In this seminar I will review some of the activities of my group. I will briefly describe the "brute" coarse grained (CG) approach of a colloidal physicist with its success and its pitfalls. I will then move to describe three bio-related systems that we are investigating presently :

  • Mixtures of eye-lens proteins :
    I will introduce these mixtures explaining their medical relevance with respect to cataract disease and I will show why they are good candidate to be treated as colloidal systems. I will introduce the model and its validation with experimental results. I will discuss how a fine balance of the interactions controls the stability of the system. Indeed thermodynamic stability is a general phenomena and the same observation that holds here for the eye-lens proteins could be extended to other systems that could be of potential interest for food science as well as material science
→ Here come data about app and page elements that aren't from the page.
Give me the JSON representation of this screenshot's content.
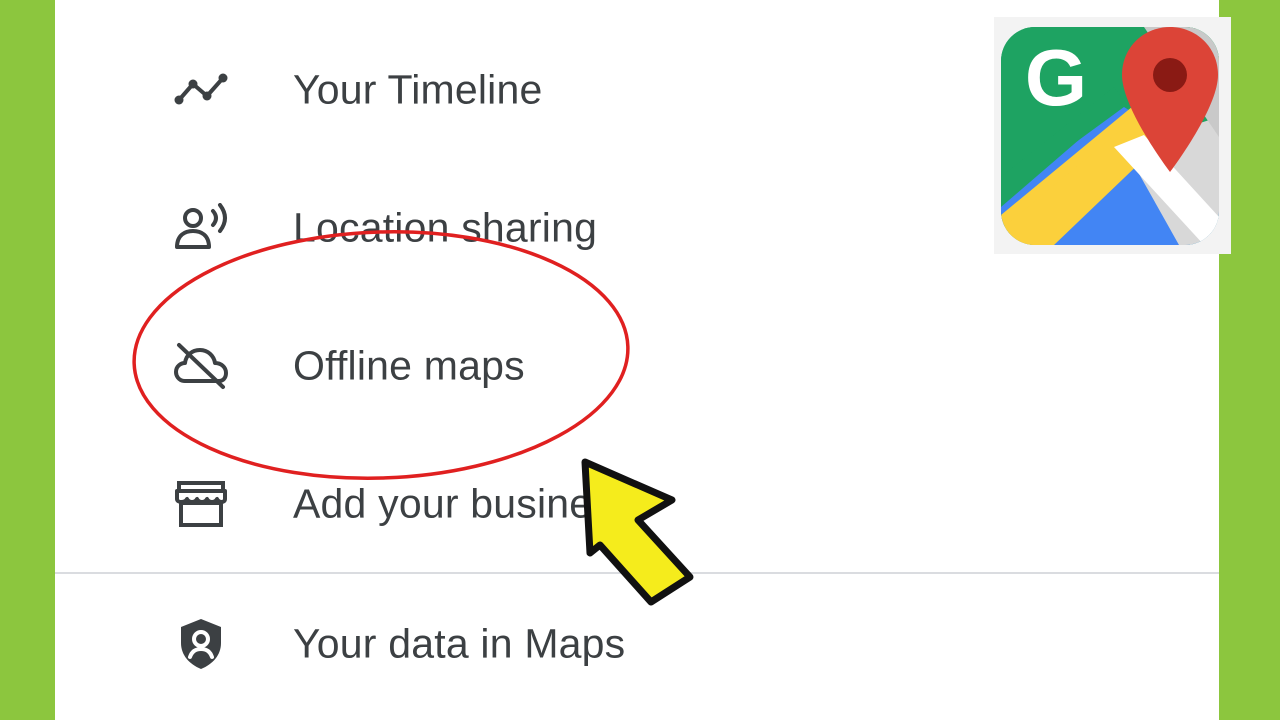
{
  "menu": {
    "items": [
      {
        "label": "Your Timeline",
        "icon": "timeline-icon"
      },
      {
        "label": "Location sharing",
        "icon": "location-sharing-icon"
      },
      {
        "label": "Offline maps",
        "icon": "cloud-off-icon"
      },
      {
        "label": "Add your business",
        "icon": "storefront-icon"
      },
      {
        "label": "Your data in Maps",
        "icon": "shield-person-icon"
      }
    ]
  },
  "colors": {
    "background": "#8cc63e",
    "panel": "#ffffff",
    "text": "#3c4043",
    "highlight_circle": "#e02020",
    "cursor_fill": "#f5ec1c"
  },
  "logo": {
    "icon": "google-maps-logo",
    "letter": "G"
  }
}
  • Diffusion-limited absorption in crowded media :
    Crowding is a crucial factor for reactions occurring in vivo. Nevertheless, biological reactions are usually discussed in the ideal Smoluchowski framework of non-interacting agents. We generalize the classic Smoluchowski problem to arbitrary crowding conditions by means of a novel computational scheme that treats the diffusing particles as hard spheres and allows to efficiently explore the effects of increasing packing on the encounter dynamics. I will discuss the effect of packing on a pure systems as well as on binary mixtures.
  • A CG model for human immunoglobulin (IgG) :
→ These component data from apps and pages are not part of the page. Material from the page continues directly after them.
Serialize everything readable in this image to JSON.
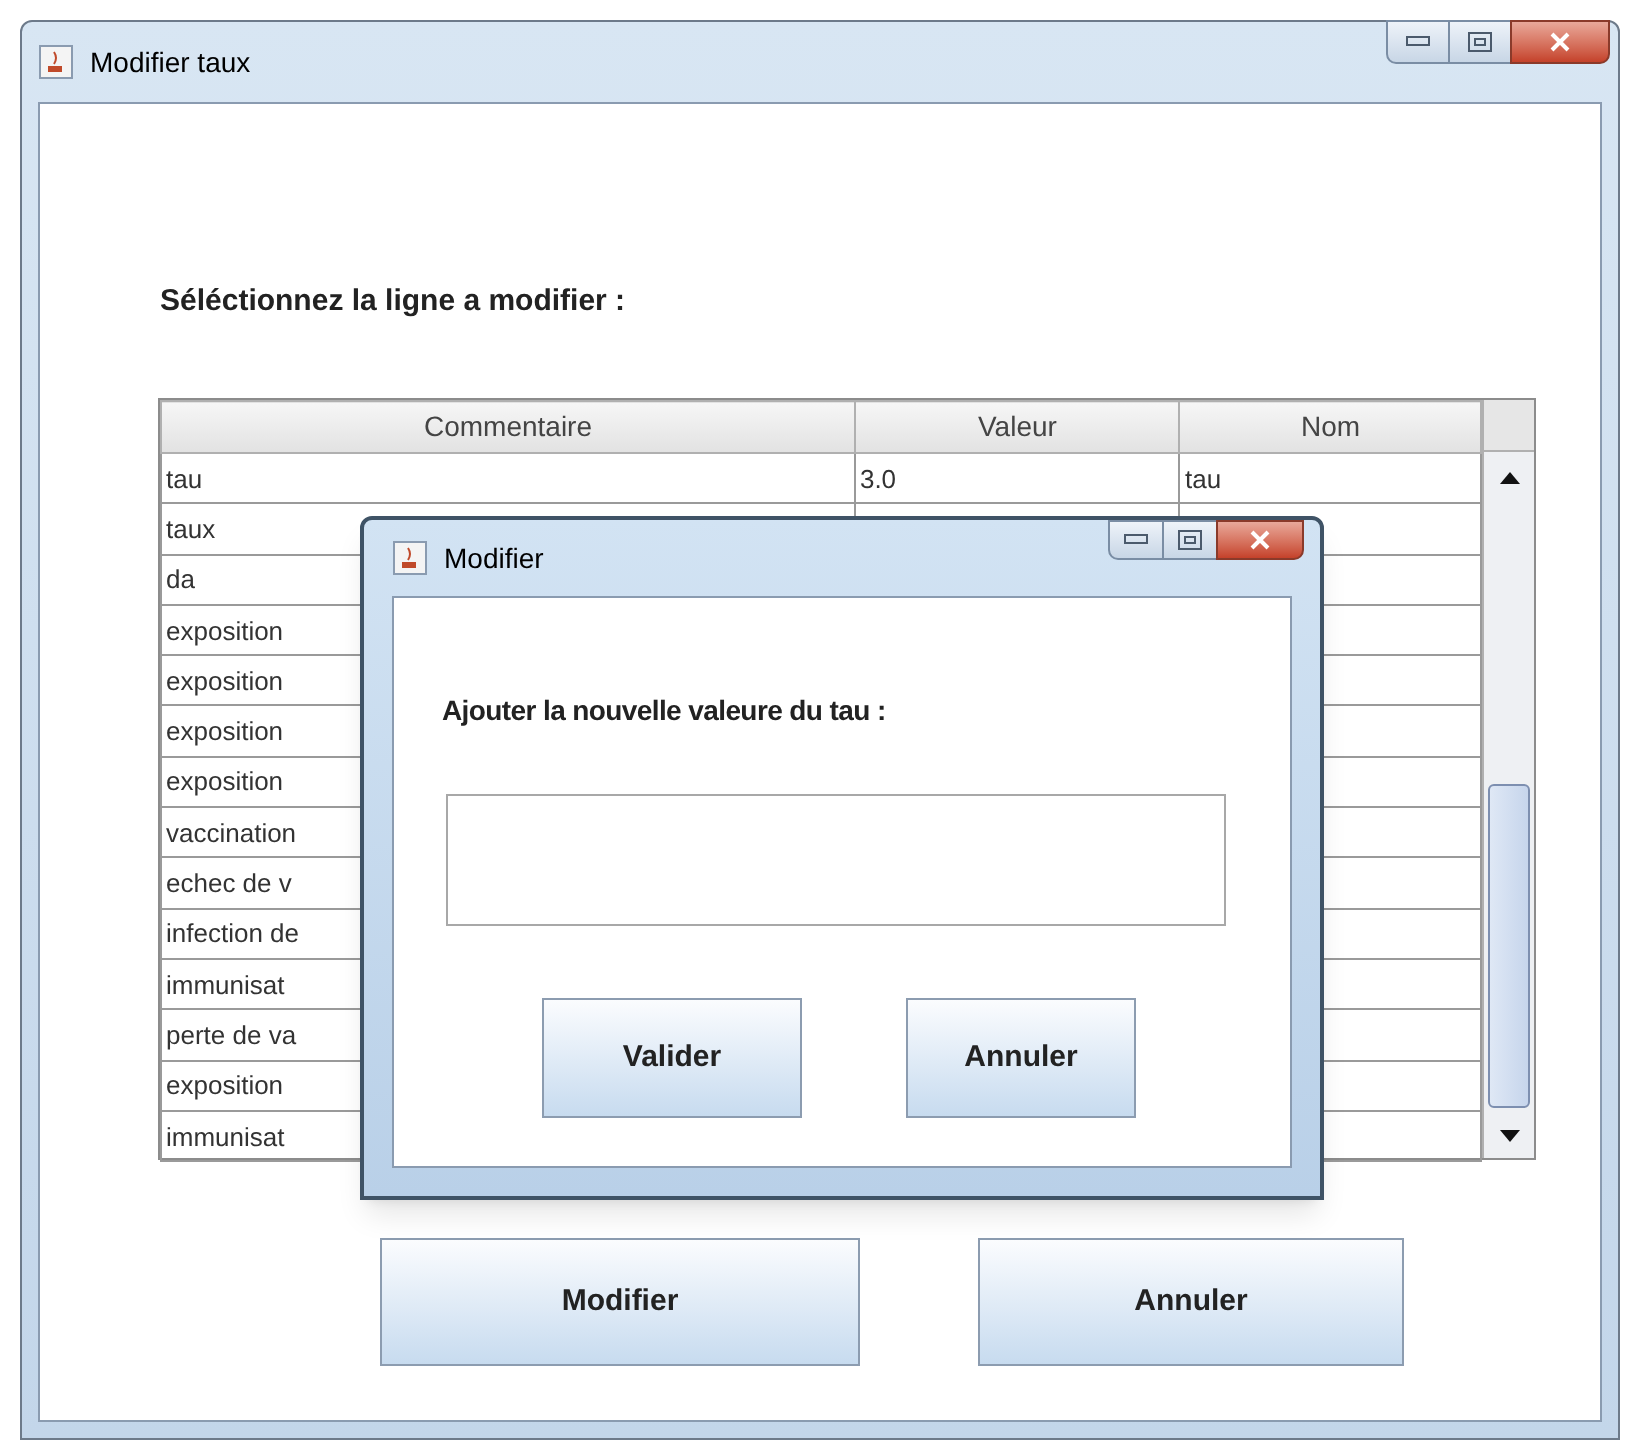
{
  "window": {
    "title": "Modifier taux"
  },
  "heading": "Séléctionnez la ligne a modifier :",
  "table": {
    "columns": [
      "Commentaire",
      "Valeur",
      "Nom"
    ],
    "rows": [
      [
        "tau",
        "3.0",
        "tau"
      ],
      [
        "taux",
        "",
        ""
      ],
      [
        "da",
        "",
        ""
      ],
      [
        "exposition",
        "",
        ""
      ],
      [
        "exposition",
        "",
        ""
      ],
      [
        "exposition",
        "",
        ""
      ],
      [
        "exposition",
        "",
        ""
      ],
      [
        "vaccination",
        "",
        ""
      ],
      [
        "echec de v",
        "",
        ""
      ],
      [
        "infection de",
        "",
        ""
      ],
      [
        "immunisat",
        "",
        ""
      ],
      [
        "perte de va",
        "",
        ""
      ],
      [
        "exposition",
        "",
        ""
      ],
      [
        "immunisat",
        "",
        ""
      ]
    ]
  },
  "buttons": [
    "Modifier",
    "Annuler"
  ],
  "dialog": {
    "title": "Modifier",
    "label": "Ajouter la nouvelle valeure du tau :",
    "buttons": [
      "Valider",
      "Annuler"
    ]
  }
}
    Immunoglobulins are the soldiers of the immune system. They bind to what they recognize as dangerous for the body facilitating the immune response. We have developed a model for IgG that is based on very simple geometrical assumptions but that reproduces its main feature, namely the presence of highly flexible hinge. The model agrees well with the available experiments. With this model we conducted in-silico binding experiments and we studied the effect of modifying the interactions on the binding process. We show clearly that the flexibility of these macromolecules is indeed fundamental to perform their task.